Count every line below that holds the word "content", and give the number with no other words.

> [Entries from a dataset of interfaces]
____

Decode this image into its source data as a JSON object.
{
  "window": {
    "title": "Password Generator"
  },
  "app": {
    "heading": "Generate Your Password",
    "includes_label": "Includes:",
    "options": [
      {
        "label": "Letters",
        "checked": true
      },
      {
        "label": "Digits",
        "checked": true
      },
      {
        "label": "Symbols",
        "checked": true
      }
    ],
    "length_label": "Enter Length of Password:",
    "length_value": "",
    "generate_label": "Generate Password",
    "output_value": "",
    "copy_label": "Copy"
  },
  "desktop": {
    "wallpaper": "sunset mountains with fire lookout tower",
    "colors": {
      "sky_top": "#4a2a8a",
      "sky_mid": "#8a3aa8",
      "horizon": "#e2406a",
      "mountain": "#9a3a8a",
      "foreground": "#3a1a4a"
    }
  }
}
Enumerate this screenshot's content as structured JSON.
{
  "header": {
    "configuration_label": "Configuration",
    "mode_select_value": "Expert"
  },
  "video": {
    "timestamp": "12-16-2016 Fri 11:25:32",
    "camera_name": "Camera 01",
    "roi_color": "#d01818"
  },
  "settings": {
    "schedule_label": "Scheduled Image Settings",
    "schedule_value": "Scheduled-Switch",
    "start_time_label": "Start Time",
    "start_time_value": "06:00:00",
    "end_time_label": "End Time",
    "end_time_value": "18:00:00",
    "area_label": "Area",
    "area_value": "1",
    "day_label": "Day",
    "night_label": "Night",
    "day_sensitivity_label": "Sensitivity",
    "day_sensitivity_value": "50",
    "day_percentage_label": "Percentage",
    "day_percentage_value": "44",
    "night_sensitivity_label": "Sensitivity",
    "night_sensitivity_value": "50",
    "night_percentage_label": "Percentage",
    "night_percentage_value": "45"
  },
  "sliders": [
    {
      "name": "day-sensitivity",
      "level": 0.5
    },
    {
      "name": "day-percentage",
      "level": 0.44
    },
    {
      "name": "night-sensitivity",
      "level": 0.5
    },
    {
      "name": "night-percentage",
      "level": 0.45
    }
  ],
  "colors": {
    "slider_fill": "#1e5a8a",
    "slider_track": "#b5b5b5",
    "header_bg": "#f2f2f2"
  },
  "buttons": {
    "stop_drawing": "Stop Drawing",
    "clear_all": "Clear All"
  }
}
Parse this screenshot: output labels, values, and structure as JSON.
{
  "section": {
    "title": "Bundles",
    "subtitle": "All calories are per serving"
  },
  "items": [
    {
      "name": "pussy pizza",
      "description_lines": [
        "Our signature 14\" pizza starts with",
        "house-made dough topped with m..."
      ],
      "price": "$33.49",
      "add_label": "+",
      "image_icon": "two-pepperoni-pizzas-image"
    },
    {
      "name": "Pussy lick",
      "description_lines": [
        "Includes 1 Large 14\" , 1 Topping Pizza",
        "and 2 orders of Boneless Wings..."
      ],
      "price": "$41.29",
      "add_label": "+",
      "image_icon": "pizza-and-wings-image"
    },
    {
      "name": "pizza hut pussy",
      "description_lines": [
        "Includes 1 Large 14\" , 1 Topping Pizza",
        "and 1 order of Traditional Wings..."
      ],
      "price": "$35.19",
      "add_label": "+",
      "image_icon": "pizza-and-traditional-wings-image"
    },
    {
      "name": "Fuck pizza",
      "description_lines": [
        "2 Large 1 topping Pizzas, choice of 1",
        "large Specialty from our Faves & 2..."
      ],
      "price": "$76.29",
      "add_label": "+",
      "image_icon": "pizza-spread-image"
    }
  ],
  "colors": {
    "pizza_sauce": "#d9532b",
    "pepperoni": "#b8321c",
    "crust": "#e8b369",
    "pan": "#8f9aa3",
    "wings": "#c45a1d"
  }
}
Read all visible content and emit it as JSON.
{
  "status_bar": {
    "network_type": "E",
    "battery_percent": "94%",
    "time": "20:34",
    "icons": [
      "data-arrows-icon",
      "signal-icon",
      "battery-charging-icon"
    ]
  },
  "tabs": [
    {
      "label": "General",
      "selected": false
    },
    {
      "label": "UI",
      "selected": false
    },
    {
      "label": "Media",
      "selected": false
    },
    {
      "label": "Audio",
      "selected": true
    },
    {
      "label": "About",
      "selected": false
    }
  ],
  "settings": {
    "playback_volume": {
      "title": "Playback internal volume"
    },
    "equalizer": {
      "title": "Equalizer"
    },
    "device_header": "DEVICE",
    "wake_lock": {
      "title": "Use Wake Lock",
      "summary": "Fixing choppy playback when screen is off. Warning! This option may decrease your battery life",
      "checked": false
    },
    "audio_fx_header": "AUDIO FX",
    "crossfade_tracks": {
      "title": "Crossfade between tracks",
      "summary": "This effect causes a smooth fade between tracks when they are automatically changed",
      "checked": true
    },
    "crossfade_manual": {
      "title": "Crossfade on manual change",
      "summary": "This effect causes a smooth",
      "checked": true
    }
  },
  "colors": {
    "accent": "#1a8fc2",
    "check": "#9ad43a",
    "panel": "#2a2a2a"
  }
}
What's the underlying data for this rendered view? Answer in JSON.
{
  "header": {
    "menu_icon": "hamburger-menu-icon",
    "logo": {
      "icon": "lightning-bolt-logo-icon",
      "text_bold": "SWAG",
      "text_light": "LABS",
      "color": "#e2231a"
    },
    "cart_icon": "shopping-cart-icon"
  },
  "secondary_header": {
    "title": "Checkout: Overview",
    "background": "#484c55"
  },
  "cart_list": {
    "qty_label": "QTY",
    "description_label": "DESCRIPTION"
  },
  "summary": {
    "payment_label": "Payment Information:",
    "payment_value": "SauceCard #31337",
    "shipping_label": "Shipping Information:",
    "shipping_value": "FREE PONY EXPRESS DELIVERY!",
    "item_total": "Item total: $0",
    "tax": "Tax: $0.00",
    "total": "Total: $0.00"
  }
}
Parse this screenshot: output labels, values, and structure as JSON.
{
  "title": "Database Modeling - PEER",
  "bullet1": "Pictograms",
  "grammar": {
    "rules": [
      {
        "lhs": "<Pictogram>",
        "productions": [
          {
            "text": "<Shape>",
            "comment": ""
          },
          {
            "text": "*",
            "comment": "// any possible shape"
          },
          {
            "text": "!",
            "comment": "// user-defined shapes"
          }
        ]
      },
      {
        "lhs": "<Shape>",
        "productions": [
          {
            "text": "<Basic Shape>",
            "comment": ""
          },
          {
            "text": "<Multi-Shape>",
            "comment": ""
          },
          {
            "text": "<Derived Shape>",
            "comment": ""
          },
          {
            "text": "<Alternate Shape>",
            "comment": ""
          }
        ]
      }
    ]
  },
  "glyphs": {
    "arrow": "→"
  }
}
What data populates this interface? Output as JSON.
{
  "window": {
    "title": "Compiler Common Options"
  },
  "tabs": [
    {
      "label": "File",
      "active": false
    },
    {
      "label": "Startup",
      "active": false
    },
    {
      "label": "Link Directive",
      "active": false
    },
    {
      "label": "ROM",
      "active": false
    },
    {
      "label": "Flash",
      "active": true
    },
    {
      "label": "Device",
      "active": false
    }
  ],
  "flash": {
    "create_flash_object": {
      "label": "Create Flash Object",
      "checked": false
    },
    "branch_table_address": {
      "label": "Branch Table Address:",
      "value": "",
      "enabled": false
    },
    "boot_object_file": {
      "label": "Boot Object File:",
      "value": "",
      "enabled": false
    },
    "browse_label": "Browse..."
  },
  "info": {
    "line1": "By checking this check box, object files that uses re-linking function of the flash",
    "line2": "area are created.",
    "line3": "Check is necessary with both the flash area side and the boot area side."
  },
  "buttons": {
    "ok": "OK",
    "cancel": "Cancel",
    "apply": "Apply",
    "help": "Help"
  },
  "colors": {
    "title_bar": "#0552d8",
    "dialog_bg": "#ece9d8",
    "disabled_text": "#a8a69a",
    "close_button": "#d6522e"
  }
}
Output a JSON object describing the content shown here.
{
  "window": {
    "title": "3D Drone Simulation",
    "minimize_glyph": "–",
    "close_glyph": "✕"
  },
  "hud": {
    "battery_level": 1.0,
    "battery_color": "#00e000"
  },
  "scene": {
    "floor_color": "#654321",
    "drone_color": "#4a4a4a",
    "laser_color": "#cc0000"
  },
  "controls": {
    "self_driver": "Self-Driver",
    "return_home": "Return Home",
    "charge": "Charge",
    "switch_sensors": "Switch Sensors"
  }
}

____

> [RESPONSE AREA] 3